▶ YOUR TASK:
The records should be repeated word for word, pictures excluded.

▶ AVAILABLE DATA:

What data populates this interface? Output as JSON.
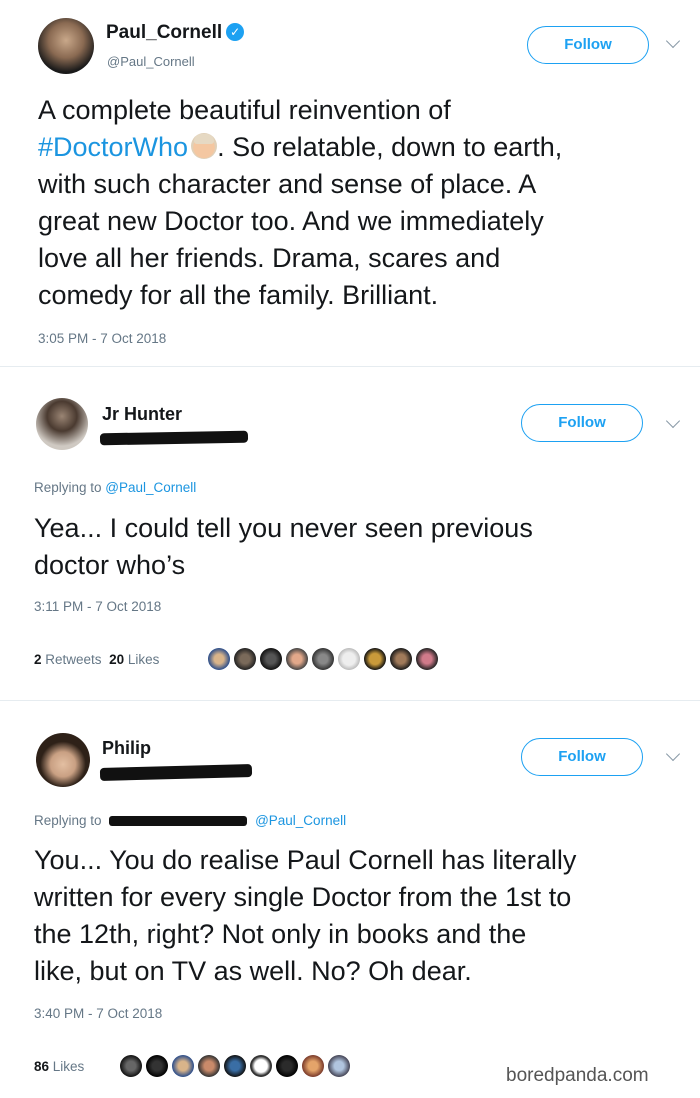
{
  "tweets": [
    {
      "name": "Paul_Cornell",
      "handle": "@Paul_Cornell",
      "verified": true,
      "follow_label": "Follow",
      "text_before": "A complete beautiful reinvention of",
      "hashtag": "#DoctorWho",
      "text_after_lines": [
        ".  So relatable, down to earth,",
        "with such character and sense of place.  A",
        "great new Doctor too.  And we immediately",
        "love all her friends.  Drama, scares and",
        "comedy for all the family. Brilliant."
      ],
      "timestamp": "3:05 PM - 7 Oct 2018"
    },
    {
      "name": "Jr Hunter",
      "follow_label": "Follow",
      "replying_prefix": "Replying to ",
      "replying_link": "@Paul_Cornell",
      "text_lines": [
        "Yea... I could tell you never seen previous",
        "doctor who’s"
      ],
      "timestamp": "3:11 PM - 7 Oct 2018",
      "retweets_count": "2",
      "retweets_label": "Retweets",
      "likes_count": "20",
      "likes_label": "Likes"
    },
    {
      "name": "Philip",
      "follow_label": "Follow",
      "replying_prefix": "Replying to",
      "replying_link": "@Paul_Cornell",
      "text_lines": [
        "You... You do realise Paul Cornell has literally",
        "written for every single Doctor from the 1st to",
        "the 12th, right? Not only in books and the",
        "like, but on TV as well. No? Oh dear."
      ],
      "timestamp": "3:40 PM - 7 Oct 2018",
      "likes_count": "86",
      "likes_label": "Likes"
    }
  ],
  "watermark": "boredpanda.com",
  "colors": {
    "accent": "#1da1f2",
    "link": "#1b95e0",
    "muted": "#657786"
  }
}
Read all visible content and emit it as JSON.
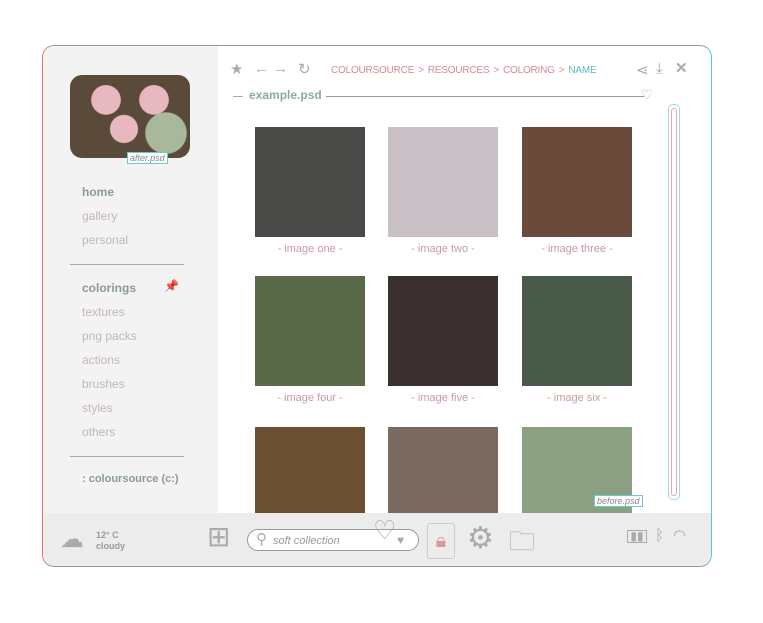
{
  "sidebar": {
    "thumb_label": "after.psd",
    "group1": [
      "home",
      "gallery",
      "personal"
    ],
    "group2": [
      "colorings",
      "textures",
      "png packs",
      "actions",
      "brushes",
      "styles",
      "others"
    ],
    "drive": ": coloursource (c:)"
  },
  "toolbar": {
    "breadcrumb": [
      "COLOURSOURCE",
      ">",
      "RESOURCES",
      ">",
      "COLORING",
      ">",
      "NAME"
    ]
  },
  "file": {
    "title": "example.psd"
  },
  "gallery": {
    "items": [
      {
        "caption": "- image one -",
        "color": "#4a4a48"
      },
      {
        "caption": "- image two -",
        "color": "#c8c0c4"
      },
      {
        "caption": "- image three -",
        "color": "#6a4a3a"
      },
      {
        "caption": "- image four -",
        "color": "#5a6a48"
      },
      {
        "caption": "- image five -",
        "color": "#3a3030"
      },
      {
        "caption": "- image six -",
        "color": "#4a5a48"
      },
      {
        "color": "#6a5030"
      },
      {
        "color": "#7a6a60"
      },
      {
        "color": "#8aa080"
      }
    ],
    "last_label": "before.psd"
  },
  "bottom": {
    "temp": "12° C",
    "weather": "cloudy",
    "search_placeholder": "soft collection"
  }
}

▶ SOLUTION FOR THIS EXERCISE:
What data populates this interface? Output as JSON.
{
  "tweets": [
    {
      "name": "Paul_Cornell",
      "handle": "@Paul_Cornell",
      "verified": true,
      "follow_label": "Follow",
      "text_before": "A complete beautiful reinvention of",
      "hashtag": "#DoctorWho",
      "text_after_lines": [
        ".  So relatable, down to earth,",
        "with such character and sense of place.  A",
        "great new Doctor too.  And we immediately",
        "love all her friends.  Drama, scares and",
        "comedy for all the family. Brilliant."
      ],
      "timestamp": "3:05 PM - 7 Oct 2018"
    },
    {
      "name": "Jr Hunter",
      "follow_label": "Follow",
      "replying_prefix": "Replying to ",
      "replying_link": "@Paul_Cornell",
      "text_lines": [
        "Yea... I could tell you never seen previous",
        "doctor who’s"
      ],
      "timestamp": "3:11 PM - 7 Oct 2018",
      "retweets_count": "2",
      "retweets_label": "Retweets",
      "likes_count": "20",
      "likes_label": "Likes"
    },
    {
      "name": "Philip",
      "follow_label": "Follow",
      "replying_prefix": "Replying to",
      "replying_link": "@Paul_Cornell",
      "text_lines": [
        "You... You do realise Paul Cornell has literally",
        "written for every single Doctor from the 1st to",
        "the 12th, right? Not only in books and the",
        "like, but on TV as well. No? Oh dear."
      ],
      "timestamp": "3:40 PM - 7 Oct 2018",
      "likes_count": "86",
      "likes_label": "Likes"
    }
  ],
  "watermark": "boredpanda.com",
  "colors": {
    "accent": "#1da1f2",
    "link": "#1b95e0",
    "muted": "#657786"
  }
}
Read all visible content and emit it as JSON.
{
  "sidebar": {
    "thumb_label": "after.psd",
    "group1": [
      "home",
      "gallery",
      "personal"
    ],
    "group2": [
      "colorings",
      "textures",
      "png packs",
      "actions",
      "brushes",
      "styles",
      "others"
    ],
    "drive": ": coloursource (c:)"
  },
  "toolbar": {
    "breadcrumb": [
      "COLOURSOURCE",
      ">",
      "RESOURCES",
      ">",
      "COLORING",
      ">",
      "NAME"
    ]
  },
  "file": {
    "title": "example.psd"
  },
  "gallery": {
    "items": [
      {
        "caption": "- image one -",
        "color": "#4a4a48"
      },
      {
        "caption": "- image two -",
        "color": "#c8c0c4"
      },
      {
        "caption": "- image three -",
        "color": "#6a4a3a"
      },
      {
        "caption": "- image four -",
        "color": "#5a6a48"
      },
      {
        "caption": "- image five -",
        "color": "#3a3030"
      },
      {
        "caption": "- image six -",
        "color": "#4a5a48"
      },
      {
        "color": "#6a5030"
      },
      {
        "color": "#7a6a60"
      },
      {
        "color": "#8aa080"
      }
    ],
    "last_label": "before.psd"
  },
  "bottom": {
    "temp": "12° C",
    "weather": "cloudy",
    "search_placeholder": "soft collection"
  }
}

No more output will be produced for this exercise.